Cafe du Monde – This cafe is a symbol of New Orleans with its beignets (powdered sugar-coated donuts). Maybe I’d have had a different experience if I went to their location outside of French Quarter, but the 24/7 open-air cafe at Jackson Square felt slightly too touristy to me. Their beignets are delicious though!
Brennan’s – So many of my Instagram followers messaged me to go to this place. Brennan’s didn’t disappoint. The setting was beautiful, and they had many great choices for brunch/lunch. I’d surely recommend and come back to this place.
Arnaud’s – The oldest restaurant in New Orleans. The place is said to be haunted, but I can’t vouch for it myself. Count Arnaud himself appears in the main dining room dressed in his tuxedo, surveying the guests and smiling at the energetic atmosphere. Guests also have reported seeing a woman in a hat casually stroll through the dining room only to disappear into a wall.
Cafe Soule & Maison Soule – I was originally going to stop by Antoine’s from 1840s, but half of their restaurant was under renovation, so I accidentally stumbled upon this spot across the street. I loved the friendly atmosphere as the servers really interacted with everyone. Food was delicious too!
Vegetarian & Vegan options:
Green Goddess – I discovered this spot through Instagram when looking at quiet streets to photograph, then stopped there for a quick bite. They have many vegan and non-vegan options.
Seed – Even if you’re not vegan you need to eat at Seed! If you go before 7:30 PM you’ll get a table quickly, but after the line became quite long.

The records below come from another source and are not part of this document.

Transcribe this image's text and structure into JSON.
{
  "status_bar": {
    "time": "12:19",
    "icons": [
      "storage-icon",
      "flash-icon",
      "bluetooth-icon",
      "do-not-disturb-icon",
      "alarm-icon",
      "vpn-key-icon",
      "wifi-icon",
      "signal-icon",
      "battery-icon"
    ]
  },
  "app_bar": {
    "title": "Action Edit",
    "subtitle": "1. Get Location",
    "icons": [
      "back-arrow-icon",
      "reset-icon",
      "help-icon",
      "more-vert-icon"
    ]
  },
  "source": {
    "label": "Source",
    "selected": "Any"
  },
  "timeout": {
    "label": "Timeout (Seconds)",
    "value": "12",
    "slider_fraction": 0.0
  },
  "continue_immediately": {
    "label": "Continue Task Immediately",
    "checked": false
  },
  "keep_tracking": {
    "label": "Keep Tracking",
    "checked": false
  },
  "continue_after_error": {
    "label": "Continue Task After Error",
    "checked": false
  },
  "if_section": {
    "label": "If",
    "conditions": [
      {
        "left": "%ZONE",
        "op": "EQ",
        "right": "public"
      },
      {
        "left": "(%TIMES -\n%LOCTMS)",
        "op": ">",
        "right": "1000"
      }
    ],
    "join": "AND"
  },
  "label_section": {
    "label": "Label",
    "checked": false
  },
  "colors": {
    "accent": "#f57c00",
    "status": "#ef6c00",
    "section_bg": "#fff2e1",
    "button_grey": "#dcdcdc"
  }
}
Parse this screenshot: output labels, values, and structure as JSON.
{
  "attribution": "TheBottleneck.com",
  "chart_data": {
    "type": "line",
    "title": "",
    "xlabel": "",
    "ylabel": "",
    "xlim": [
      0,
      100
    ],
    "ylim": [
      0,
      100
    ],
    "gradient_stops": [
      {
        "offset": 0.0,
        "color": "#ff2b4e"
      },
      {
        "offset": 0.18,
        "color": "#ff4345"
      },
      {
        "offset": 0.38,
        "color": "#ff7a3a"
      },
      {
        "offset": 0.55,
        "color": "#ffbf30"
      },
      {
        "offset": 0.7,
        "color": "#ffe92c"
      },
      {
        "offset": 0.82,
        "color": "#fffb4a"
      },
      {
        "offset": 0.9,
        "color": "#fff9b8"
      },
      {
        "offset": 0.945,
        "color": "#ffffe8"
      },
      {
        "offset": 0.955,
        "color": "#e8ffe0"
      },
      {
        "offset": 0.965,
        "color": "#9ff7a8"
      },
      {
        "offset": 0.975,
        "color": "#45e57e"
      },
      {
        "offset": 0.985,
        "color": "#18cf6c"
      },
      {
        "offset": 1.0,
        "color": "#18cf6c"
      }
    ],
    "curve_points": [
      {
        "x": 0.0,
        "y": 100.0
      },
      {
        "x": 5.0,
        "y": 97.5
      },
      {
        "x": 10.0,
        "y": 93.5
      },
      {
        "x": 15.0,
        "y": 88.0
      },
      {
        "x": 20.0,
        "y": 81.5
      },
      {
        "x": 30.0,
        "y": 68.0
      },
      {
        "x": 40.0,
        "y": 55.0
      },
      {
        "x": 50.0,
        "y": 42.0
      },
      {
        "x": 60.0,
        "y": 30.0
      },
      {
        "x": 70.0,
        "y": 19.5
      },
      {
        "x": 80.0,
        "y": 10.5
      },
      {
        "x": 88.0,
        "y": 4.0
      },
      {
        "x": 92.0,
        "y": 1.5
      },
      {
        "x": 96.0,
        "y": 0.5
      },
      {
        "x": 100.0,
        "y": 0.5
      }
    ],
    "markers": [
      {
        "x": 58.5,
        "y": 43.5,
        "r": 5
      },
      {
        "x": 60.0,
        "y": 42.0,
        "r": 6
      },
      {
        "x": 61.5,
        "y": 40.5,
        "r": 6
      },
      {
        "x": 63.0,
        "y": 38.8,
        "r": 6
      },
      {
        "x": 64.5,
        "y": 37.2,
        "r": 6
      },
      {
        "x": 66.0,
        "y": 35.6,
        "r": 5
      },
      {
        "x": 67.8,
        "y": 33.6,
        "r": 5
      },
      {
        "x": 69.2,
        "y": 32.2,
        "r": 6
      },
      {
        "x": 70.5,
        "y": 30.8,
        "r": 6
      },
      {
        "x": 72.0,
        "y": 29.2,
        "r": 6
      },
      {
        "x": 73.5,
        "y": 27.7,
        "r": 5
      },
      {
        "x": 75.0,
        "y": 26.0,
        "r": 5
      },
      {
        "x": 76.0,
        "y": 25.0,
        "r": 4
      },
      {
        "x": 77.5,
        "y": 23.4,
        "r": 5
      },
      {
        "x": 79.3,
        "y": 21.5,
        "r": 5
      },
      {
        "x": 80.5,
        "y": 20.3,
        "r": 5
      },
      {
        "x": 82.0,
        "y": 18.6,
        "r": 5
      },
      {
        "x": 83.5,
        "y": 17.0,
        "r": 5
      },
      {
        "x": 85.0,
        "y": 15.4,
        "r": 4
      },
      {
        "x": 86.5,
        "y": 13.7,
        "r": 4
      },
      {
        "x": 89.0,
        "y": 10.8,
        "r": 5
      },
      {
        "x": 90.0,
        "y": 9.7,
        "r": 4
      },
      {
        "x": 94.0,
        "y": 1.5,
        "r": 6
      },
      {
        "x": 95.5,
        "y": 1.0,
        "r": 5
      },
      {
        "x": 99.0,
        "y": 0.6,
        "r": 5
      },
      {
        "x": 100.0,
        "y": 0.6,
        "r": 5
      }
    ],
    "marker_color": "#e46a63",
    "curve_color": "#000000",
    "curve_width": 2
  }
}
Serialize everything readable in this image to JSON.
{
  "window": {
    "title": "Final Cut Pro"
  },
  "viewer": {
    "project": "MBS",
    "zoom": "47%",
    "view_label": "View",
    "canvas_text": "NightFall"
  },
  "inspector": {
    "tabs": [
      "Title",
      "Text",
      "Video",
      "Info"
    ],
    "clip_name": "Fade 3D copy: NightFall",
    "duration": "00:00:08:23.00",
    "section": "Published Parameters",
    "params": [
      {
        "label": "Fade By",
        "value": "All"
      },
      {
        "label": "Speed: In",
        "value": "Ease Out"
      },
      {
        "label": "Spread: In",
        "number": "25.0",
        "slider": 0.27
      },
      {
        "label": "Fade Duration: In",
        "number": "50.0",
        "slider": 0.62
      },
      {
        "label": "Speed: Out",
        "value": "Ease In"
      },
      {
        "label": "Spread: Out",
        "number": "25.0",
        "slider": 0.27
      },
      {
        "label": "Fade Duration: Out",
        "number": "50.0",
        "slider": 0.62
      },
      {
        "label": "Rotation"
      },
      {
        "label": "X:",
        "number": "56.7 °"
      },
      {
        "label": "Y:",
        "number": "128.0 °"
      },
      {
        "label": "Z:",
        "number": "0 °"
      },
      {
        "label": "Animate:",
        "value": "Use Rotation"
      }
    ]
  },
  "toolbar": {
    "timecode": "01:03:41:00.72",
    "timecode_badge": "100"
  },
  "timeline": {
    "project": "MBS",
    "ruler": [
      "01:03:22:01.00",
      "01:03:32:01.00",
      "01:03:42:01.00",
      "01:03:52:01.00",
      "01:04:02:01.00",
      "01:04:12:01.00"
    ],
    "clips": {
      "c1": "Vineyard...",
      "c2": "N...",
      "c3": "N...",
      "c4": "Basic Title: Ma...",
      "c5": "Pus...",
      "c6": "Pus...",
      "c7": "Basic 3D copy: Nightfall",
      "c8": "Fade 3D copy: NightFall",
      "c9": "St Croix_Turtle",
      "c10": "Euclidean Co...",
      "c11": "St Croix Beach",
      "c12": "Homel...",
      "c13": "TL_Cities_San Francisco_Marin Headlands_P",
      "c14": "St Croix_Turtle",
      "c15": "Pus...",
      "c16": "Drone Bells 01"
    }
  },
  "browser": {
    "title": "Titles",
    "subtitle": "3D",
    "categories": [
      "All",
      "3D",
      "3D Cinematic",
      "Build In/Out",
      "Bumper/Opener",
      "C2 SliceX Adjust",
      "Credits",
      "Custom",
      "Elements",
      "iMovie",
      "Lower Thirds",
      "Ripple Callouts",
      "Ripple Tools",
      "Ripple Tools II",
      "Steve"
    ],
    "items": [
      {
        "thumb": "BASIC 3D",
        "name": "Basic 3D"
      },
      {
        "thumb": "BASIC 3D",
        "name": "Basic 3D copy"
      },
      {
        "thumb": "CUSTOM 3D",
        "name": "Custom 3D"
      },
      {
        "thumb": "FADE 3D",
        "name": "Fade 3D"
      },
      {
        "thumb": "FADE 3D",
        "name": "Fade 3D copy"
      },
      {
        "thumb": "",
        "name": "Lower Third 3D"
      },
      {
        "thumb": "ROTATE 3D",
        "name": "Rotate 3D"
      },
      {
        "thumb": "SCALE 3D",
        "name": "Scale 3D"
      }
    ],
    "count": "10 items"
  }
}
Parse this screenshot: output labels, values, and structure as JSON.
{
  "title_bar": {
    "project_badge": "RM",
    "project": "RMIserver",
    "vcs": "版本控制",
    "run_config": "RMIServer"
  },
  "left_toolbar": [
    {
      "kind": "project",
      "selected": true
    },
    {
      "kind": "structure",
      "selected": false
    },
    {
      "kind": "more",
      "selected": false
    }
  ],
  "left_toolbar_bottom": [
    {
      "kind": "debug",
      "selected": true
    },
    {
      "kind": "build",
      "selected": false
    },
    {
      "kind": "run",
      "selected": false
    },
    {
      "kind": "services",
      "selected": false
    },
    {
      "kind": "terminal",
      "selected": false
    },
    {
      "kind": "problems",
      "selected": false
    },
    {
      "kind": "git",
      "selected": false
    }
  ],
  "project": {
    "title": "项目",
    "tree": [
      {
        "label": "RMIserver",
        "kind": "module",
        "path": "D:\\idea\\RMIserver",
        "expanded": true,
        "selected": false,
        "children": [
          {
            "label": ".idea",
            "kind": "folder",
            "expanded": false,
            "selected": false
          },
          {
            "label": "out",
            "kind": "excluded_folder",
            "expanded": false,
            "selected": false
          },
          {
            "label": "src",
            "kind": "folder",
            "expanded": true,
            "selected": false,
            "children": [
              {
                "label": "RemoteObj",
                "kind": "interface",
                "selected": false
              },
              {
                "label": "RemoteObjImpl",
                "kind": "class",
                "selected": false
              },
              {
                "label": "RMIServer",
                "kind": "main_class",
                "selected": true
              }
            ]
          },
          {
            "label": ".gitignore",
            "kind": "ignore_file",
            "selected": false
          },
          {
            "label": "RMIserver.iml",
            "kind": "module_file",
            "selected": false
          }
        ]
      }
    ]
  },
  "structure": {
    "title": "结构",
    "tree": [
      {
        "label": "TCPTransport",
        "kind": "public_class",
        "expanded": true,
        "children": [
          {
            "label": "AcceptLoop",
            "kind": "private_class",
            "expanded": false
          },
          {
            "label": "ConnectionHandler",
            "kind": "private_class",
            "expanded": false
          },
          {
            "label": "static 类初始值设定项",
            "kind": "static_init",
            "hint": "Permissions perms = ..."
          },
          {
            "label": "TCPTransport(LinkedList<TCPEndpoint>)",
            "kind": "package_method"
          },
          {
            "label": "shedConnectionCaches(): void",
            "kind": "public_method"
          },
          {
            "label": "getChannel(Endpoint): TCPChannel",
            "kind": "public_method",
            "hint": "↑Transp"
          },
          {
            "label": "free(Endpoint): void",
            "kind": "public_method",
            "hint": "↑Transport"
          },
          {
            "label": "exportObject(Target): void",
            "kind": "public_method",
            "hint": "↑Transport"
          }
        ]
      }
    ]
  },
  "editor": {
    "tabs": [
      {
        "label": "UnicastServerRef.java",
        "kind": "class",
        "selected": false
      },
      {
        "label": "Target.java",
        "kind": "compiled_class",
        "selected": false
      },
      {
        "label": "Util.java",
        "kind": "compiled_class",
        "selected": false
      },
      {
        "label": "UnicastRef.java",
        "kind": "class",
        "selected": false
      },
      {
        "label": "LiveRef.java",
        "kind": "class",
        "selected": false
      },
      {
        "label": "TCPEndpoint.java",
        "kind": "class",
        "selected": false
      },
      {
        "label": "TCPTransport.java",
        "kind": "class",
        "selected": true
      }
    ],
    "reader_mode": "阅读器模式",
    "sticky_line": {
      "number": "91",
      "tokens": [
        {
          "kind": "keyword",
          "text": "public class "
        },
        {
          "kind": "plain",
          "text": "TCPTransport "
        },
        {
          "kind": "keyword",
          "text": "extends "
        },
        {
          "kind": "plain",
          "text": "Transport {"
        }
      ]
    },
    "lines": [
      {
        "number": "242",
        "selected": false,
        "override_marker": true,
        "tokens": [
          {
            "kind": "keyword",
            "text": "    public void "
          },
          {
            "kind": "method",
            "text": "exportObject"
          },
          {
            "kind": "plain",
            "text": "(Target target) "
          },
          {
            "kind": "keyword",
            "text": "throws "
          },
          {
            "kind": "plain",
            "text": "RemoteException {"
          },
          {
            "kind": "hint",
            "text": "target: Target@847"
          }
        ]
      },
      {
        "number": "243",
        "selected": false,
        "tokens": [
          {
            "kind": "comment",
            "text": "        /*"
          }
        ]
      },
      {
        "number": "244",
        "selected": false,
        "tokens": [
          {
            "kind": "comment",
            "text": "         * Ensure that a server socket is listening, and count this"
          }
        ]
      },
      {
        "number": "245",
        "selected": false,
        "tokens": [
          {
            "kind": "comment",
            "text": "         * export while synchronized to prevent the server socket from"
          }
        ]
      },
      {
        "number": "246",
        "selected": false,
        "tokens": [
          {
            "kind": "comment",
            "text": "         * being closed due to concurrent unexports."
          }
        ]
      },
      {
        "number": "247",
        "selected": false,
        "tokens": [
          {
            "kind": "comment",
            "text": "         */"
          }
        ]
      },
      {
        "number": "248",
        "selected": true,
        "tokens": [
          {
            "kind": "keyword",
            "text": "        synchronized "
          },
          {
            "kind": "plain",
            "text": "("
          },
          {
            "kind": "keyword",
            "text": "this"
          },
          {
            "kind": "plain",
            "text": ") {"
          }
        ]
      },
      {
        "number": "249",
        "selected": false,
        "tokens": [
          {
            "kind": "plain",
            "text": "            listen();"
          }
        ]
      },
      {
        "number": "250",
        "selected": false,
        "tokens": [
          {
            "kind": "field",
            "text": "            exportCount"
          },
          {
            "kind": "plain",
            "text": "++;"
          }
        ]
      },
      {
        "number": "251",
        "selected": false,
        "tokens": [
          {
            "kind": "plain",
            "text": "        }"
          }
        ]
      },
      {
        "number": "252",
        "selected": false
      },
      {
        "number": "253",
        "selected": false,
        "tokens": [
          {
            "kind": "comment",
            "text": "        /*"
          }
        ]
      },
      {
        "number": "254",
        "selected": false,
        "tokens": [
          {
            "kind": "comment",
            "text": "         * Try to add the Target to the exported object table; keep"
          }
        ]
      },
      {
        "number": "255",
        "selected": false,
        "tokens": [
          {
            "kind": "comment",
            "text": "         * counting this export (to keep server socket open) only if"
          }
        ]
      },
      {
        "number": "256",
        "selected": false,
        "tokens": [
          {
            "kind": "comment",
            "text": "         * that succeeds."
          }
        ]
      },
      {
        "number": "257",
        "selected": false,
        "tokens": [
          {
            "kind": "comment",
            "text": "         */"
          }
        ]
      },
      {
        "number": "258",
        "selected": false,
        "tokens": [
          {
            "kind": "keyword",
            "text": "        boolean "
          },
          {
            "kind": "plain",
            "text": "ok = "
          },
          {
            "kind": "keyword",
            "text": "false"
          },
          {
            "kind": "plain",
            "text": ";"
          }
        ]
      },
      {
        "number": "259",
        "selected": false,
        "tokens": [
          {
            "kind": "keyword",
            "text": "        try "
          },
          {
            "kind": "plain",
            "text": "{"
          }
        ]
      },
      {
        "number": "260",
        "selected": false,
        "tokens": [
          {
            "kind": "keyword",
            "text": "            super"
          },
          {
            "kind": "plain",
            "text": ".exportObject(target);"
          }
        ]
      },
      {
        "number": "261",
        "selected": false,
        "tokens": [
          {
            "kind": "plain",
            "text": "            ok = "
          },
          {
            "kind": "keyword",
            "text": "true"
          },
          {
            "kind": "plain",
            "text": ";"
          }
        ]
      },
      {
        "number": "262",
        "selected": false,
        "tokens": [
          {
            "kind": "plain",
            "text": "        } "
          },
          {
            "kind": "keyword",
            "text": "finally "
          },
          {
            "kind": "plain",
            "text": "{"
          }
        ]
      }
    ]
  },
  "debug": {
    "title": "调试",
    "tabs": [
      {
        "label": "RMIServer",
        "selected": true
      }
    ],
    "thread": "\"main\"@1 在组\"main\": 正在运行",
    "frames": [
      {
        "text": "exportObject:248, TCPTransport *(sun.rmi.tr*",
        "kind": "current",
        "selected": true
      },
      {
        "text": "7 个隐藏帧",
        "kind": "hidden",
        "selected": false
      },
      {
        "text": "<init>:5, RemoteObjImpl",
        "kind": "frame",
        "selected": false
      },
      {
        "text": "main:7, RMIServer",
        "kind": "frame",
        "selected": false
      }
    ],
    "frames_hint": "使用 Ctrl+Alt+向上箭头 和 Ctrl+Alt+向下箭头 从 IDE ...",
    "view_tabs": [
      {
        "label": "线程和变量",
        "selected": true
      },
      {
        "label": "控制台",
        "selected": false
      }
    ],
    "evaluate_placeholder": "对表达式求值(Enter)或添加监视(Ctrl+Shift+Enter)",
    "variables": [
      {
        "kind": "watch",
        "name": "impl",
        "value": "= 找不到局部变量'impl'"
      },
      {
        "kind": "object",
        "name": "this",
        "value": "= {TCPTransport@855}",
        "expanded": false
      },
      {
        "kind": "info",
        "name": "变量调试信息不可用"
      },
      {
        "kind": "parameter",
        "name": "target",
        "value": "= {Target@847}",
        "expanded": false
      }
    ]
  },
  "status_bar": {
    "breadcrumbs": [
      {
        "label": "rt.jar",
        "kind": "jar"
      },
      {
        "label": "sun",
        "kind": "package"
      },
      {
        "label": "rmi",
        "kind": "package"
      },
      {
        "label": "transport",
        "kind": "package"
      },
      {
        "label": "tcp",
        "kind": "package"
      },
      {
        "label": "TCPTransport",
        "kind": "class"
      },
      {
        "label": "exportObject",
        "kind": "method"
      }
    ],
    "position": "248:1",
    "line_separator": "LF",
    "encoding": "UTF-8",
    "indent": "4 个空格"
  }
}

Their food is absolutely delicious (especially artichoke cakes), and I wasn’t surprised that all the locals I met loved this spot.
Mac and Moon – A small place known for vegan and gluten-free macaroons. I went there after recommendations from a few friends and after looking at Yelp reviews I feel like I’m the only person who didn’t like them 😉
There are so many more things to do in New Orleans than those I described. Everyone can find something to do whether you’re a party animal, family with kids, couple on romantic holidays, or a solo female traveler!